Micro, Small, and Medium Enterprises (MSMEs) are considered to be the backbone of Kenya’s socio-economic development.
MSMEs have emerged as the second-largest employment generating sector after agriculture.
The sector is a key driver of employment growth and considerably contributes to the country’s GDP by manufacturing a wide range of products and services.
They contribute to over 90 percent of the total labor force and play a key role in poverty reduction and economic development. They are also a source of innovation, competitiveness, goods and services, and entrepreneurial skills.

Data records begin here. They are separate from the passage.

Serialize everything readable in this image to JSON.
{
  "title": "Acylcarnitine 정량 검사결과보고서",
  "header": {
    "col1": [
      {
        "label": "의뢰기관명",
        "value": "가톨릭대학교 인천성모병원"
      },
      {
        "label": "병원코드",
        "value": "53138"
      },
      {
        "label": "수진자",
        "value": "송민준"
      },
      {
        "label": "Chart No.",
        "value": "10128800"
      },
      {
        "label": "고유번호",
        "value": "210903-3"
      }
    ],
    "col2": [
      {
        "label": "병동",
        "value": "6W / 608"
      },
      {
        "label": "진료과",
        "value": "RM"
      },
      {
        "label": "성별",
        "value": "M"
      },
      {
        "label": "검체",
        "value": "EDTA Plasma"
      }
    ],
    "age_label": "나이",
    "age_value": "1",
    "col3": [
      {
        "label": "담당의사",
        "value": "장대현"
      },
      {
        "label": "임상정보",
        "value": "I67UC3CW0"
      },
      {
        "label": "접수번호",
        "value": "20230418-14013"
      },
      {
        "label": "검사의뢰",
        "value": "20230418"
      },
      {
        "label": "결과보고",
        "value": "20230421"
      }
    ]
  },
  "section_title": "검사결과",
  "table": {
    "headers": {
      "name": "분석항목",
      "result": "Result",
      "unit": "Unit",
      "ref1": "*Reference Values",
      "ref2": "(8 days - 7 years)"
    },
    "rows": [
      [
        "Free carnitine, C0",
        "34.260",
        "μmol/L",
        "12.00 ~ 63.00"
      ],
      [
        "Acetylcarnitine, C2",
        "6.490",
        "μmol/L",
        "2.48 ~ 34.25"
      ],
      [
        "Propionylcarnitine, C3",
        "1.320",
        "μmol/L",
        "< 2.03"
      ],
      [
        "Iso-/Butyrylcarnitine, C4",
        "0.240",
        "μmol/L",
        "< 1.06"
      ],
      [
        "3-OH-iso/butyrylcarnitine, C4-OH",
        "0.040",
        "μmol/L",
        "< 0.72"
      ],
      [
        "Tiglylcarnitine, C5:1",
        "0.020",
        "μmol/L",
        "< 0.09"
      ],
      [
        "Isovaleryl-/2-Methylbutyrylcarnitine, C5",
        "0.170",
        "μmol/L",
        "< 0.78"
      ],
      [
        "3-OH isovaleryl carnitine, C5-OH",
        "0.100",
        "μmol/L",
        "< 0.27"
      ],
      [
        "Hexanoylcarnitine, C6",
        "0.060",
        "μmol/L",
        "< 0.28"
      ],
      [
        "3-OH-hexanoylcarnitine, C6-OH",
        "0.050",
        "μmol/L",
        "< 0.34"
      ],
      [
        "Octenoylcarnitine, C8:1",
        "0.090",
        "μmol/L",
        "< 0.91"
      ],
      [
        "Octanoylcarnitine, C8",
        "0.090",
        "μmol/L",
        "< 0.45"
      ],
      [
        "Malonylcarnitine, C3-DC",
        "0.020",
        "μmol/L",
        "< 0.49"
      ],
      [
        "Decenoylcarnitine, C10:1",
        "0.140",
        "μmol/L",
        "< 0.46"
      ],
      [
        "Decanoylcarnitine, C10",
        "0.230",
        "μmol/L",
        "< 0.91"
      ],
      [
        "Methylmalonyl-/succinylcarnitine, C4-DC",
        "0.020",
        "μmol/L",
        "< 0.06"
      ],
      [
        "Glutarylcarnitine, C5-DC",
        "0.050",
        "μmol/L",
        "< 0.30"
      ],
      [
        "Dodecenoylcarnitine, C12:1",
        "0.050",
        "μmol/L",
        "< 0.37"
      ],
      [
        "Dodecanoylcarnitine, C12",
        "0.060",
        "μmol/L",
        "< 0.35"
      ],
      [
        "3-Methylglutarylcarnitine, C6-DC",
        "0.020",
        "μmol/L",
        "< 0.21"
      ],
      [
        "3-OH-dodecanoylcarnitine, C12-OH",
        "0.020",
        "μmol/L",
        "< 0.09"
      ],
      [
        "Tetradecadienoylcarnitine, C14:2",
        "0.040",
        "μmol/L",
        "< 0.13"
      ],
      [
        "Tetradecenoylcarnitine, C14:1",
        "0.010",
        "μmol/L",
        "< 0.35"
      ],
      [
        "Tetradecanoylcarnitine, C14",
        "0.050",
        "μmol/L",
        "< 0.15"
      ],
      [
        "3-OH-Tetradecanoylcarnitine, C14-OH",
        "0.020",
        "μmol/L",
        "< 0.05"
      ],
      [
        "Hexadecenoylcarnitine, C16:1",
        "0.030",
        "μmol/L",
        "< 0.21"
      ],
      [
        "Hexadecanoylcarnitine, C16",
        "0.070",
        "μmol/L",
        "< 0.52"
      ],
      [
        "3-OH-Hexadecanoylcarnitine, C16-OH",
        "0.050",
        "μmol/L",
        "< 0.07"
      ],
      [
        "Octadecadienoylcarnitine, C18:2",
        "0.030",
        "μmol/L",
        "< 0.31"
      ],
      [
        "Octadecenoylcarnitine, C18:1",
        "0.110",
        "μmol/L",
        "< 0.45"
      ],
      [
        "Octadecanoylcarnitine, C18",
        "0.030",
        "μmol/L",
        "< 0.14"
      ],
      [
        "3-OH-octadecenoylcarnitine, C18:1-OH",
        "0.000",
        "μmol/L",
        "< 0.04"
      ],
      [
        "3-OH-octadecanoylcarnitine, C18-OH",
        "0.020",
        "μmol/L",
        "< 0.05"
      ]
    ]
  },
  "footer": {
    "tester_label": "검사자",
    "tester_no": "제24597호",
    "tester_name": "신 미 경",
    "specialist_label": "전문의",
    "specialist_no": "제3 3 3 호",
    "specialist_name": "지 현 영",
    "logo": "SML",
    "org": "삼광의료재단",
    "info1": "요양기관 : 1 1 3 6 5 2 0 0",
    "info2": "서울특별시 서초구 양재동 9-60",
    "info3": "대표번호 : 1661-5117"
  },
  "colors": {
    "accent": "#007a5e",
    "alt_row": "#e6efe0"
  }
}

There are over 7.4 million MSMEs employing approximately 14.9 million Kenyans in various sectors of the economy. In addition, the MSMEs cover a wide range of establishments in almost all sectors of the economy.
It is also worth noting that most MSMEs operate informally. Moreover, the important role of MSMEs in promoting GDP growth and employment is underlined in Kenya’s Vision 2030, the country’s long-term development blueprint and the “Big Four” agenda under the manufacturing agenda.
Despite the critical role they play in the economy, MSMEs are frequently confronted with market imperfections.
They have difficulties in accessing adequate, affordable, and timely credit; face ineffective marketing due to inadequate resources and non-availability of skilled manpower, and most of them are unable to integrate into large-scale business relationships due to lack of international standards and quality controls.
Most MSMEs operate without any type of certification, which greatly reduces their prospects of developing backward linkages with large enterprises.
Additionally, it is important to note that a large body of literature identifies access to credit as the most important challenge faced by these types of enterprises.
While we appreciate the Government’s move in helping start-ups through the introduction of policies and initiatives to address these failures in access to finance and markets with varying degrees of success, there is still much that needs to be done.
In 2013, the Government under the Access to Government Procurement Opportunities (AGPO) program set aside 30 percent of all Government procurement for youth, women, and persons with disabilities.
The aim of the program is to facilitate the youth, women, and persons with disability-owned enterprises to participate in government procurement and, therefore, increase their market access and further improve weak linkages in the value chain.
Public funds advanced to the sector to address the access to credit challenges have included the Youth Enterprise Development Fund, Small and Medium Enterprise (SME) Fund, Uwezo Fund, and Women Enterprise Fund.
These funds are mainly designed to cater to the unique needs of the respective categories, who would not access credit from the formal system because of stringent requirements that they could not fully meet, for instance, lack of collateral to support their loan applications.
As the world marks the 5th anniversary of MSME Day, small businesses are more than ever in need of support, as they navigate the impacts of the COVID pandemic, conflicts, and the climate crisis.
They are the hardest hit by these multiple shocks, and at the same time play a critical role in building back stronger.
SMEs play a very critical role in the world economy by contributing to the employment scenario along with the input and output. There are certain points to be understood here.
As per a report published in 2015, approximately 600 million jobs would be required worldwide over the next 15 years.
Predominantly, most of the formal jobs that are available in developing markets are created by the SMEs. That is almost four out of five jobs available in the market. Despite playing a vital role in the development of the economy, it is observed that around 50% of the SMEs lack access to finance or capital investment.
At any given point of time, the formal SMEs create around 33% of the national income and 45% of the total employment in developing countries. When we include the informal SMEs in the list, the numbers rise even higher.
MSMEs have to become more resilient to future shocks, and efforts and stimulus packages must target those most heavily affected by disruptions to global supply chains, rising inflation, and the continuing ramifications of the COVID-19 pandemic.
Policymakers also have a role to play here and must move beyond recovery and consider ways in which to lower and eliminate barriers faced by MSMEs, and improve the business environment and access to finance, markets and technology in these fragile times.
Nairobi Garage is home to a number of SMEs and over the period we have come to appreciate SMEs’ role in acting as a cushion against recession by adapting and innovating as per the changing circumstances.
There is a big connection between the various levels of poverty, hunger, and economic well-being of the society and the general condition of various SMEs in the country.
In almost every country, SMEs are a large proportion of all businesses in the country. In most developing and developed economies, over 90% of SMEs improve the employment rate. In fact, when big industries downsize and cut down jobs, SMEs keep developing and creating more jobs.
SMEs adapt fast to the dynamic business world by switching to e-commerce and online transaction of goods and services. The advancement in technology has not only eased the process of selling and buying, but it has also helped the entrepreneurs to cut costs of advertising and marketing too. The various e-commerce platforms make life easy for SMEs.
It is therefore critical that countries and their development partners continue to support and empower MSMEs and unlock their full potential through inspiring innovation, creativity, and decent work for all on this World SMEs Day and for years to come.